February 5, 2003
Yesterday, our delegation began the journey from Amman, Jordan
to Baghdad in Iraq. As we were waiting at the border to leave one
country and enter another, I began thinking about what borders were
really about. My mind zeroed in on a question by Mabel Brunk, one
of our team members. Mabel said, "I wonder how high borders are?
Do they go above the ozone layer?" Well, if we can believe our astronauts,
they don't reach even that far. Their oft-times sacred experience
of seeing the earth from outer space is that there seem to be no
borders at all. Then I began thinking about what the world would
be like if there were no borders. We wouldn't have to cross them
and wait in long lines and present our passports numerous times
and pay taxes and fees. The merchants on one side of a border would
not have to pay tariffs to sell their merchandise on the other side.
We wouldn't need armies to defend them. We wouldn't have enemies
on the other side. We wouldn't have to bomb people on the other
side to keep them from getting too powerful or because we didn't
like their government. We wouldn't have people surrounded by a border
and then call them part of the "axis of evil". Hmm! Perhaps it sounds
na´ve and simplistic to consider a world without borders, but I
think I'll keep thinking, imagining and hoping.
That being said, our delegation did cross a border yesterday. We
had all arrived in Amman by late Sunday evening, February 2 or early
Monday morning, February 3, from the U.S., Canada, Scotland and
The Netherlands. Our first day in Amman was filled with meetings,
orientation and a bit of exploring around the neighborhood. At 6:30
p.m. several of our delegation went to the Iraqi embassy and found
that only part of our group had been given visas. It was determined

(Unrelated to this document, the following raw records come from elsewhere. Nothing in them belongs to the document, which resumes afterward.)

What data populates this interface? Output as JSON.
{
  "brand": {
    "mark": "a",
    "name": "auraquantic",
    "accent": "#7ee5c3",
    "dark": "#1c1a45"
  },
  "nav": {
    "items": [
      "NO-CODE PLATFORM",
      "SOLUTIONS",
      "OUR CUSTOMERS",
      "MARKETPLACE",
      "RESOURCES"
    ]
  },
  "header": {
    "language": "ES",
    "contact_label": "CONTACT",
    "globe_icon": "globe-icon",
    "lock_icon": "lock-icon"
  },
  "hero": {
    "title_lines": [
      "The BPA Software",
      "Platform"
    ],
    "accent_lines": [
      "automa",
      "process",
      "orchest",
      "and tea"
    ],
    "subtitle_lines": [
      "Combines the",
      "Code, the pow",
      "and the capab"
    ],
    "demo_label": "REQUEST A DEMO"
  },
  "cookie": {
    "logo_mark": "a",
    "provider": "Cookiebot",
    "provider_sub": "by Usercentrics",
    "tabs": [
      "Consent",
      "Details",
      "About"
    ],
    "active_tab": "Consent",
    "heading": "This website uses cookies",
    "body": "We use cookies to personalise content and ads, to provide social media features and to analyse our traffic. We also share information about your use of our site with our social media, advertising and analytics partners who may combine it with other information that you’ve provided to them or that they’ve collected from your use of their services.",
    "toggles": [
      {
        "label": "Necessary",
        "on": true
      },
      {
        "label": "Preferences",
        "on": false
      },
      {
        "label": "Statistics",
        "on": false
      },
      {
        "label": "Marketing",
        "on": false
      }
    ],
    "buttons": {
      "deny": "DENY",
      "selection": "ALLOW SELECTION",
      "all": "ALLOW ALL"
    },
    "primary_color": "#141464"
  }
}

that it was only a technological glitch; one page of names had failed
to be faxed from Baghdad. So, in the morning another group from
the delegation made their way to the embassy and all visas were
Soon we were meeting in our hotel lobby with luggage and huge smiles
on our faces, ready to do what we had come for. Someone there commented
that he'd never seen a group of people so happy to be going to Iraq.
Our bus was waiting and by 10:30 we were settled and ready to move.
The trip began rather quietly as I began to realize just where we
were going and all of the implications that might mean. We stopped
along the highway for delicious kabobs and arrived at the Jordanian
border around 6:30 p.m. And yes, it is true; you do have to show
your passport and visa many times, first at the Jordanian check
point and then as you go into Iraq. The whole process took us almost
three hours, and then we were back on the road with an arrival in
Baghdad around 3 a.m. Tuesday morning. Needless to say, we fell
into our beds rather quickly at our hotel. The morning came all
too fast, but after breakfast, we met for worship and some orientation
with Iraq Peace Teams, a group of which CPT is a part. Then followed
a walking tour of the neighborhood, checking out local stores and
restaurants and just getting a feel for the city.
I began to wonder what it must be like to live here, with the threat
of imminent war and the possibility that bombs might drop any day.
Next we went to the Amariyah Shelter, the place where on February
13, 1991, at 4 a.m. an American bomber dropped two bombs during
the Gulf war and 408 women and children died instantaneously. It
is now being maintained as a museum, a memorial to the horror that
war really is. We were told by our guide, Entisar, that there are
thirty-three other bomb shelters just like this one throughout the
city, but that if another war breaks out, people will be too frightened
to enter them. Where will they go?
The people I saw and talked with today seem a lot like me. Yes,
their skin may be a bit different color, their cultural customs
unlike mine and their language undecipherable to me, but somehow
I was able to look at them and see a sister and a brother with the
same hopes and desires and fears that I have. Just because they
are on the other side of a border, are they the enemy?